Online banking fraud is not just an Eastern European problem, but a lot of these types of tools are developed in places like Russia and Eastern European countries, so it is not surprising the hackers are originally from these regions, he said.
Mickey Boodaei, chief executive at Trusteer, said the arrests in the UK and US indicate that financial fraud is not the business of individuals.
"Behind these operations you can find groups of people which in many cases operate for larger organised crime groups that have the money to run large scale criminal online operations," he said.
Other cybercrime gangs are almost certainly operating in other countries in continental Europe, Canada and across the Asia-Pacific region, running parallel criminal operations to the Zeus gangs in the UK and the US, said Boodaei.
But he said the arrests also show that law enforcement agencies, with the help of the banks, their customers and the industry, are capable of tracking these people down and putting them behind bars.

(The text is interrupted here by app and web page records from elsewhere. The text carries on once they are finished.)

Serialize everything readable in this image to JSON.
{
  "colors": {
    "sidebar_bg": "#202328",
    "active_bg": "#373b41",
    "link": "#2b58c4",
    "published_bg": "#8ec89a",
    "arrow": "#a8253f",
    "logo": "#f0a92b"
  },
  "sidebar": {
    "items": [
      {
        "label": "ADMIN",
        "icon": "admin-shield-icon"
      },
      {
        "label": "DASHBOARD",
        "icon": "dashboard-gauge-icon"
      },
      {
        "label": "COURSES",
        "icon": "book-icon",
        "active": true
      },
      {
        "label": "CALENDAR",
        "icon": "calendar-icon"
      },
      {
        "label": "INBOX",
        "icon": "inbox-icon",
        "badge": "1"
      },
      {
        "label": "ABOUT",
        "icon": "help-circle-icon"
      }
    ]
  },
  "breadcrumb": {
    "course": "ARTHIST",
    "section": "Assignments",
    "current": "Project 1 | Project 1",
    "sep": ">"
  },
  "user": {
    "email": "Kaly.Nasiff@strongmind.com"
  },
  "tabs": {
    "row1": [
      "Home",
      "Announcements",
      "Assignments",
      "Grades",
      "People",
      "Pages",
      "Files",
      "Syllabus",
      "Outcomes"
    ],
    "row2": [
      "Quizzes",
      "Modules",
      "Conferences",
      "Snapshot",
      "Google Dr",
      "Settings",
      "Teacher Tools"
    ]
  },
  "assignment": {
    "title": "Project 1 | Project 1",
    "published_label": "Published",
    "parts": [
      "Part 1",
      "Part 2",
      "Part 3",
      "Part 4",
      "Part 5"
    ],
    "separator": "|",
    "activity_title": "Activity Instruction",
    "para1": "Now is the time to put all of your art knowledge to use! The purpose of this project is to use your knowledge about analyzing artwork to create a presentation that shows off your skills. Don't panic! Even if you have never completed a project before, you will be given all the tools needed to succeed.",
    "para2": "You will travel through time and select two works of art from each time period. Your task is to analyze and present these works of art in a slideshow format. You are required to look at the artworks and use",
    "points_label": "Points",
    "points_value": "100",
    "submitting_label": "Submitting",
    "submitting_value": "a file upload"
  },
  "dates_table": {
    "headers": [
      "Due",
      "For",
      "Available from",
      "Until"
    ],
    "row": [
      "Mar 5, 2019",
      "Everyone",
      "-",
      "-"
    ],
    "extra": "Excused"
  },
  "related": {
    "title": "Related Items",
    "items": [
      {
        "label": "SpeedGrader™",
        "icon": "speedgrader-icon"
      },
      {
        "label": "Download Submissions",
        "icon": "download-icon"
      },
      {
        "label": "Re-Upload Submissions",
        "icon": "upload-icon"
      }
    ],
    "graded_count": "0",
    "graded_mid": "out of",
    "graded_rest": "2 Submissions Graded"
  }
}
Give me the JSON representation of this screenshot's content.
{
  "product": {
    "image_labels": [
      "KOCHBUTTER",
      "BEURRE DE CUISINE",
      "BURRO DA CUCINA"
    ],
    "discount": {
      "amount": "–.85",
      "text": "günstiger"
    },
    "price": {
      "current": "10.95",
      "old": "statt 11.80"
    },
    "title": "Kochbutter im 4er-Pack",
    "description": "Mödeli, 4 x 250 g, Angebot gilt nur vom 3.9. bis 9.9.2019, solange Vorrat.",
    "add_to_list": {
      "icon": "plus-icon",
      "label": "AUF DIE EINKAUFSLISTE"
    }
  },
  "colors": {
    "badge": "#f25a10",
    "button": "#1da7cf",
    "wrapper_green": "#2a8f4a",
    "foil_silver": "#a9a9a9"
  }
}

"More efforts are needed for this promising start to become truly successful. Financial fraud can be stopped from spreading if financial organisations and customers continue to improve security and work with law enforcement to go after cyber criminals," he said.